2. The Well of Souls
There was no getting around it: Johan Längqvist was a great fucking singer, and it was going to be a pain in the ass to replace him after he decided his appearance on Epicus Doomicus Metallicus would be of the “one and done” variety. Luckily for Candlemass, help was on the way in the form of a robed madman named Messiah, who would front the band on three of their most important albums. “The Well of Souls” was his official introduction, and his operatic style and emotional delivery made an instant impression. This song is a perfect example of how naturally Messiah’s vocals meld with Leif Edling’s riffs—even when the two are following the same melody lines, the combination is undeniably effective, especially during the main theme and chorus. This one will always be a Candlemass staple, and for good reason.
“Solitude” will likely be Candlemass’ signature song until their dying day, but if we’re talking about a close second, it’s hard to argue against “Samarithan.” This is quintessential, textbook doom: lyrics that tell a compelling, easy-to-follow story; speaker-crushing riffs; and a chorus section that was crafted by Lucifer himself. Messiah is in top form throughout, and I don’t believe I’ve ever heard someone sing so passionately about pennies and having lots of food to eat.
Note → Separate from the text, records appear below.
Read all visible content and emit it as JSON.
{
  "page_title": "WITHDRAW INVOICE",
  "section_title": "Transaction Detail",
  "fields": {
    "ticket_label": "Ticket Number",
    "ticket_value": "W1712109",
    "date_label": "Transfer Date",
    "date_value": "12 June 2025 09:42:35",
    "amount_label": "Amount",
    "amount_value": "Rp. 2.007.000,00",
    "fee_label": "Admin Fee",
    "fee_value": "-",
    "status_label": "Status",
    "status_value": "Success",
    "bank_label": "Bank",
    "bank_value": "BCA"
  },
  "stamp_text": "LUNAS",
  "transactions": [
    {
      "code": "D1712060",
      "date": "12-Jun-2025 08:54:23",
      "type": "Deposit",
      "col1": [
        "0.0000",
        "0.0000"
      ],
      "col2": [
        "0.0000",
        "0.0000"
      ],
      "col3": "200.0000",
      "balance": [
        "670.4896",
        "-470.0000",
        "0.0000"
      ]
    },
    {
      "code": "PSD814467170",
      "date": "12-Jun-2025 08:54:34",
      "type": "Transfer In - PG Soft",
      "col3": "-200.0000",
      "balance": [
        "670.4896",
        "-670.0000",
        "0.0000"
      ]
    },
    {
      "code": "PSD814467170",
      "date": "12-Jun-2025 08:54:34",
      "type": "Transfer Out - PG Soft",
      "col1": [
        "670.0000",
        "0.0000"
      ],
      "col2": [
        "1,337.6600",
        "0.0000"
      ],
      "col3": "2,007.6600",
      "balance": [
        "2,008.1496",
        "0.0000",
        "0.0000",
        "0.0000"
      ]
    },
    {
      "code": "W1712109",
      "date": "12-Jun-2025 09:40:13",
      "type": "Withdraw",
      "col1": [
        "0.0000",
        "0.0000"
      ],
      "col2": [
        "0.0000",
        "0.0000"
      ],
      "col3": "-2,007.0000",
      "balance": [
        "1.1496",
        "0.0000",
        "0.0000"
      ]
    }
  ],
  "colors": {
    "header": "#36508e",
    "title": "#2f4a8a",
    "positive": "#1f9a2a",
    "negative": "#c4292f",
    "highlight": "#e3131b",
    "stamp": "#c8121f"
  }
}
Simply put, this is an all-time doom classic that probably birthed 467 bands that you really like, so you show some goddamn respect.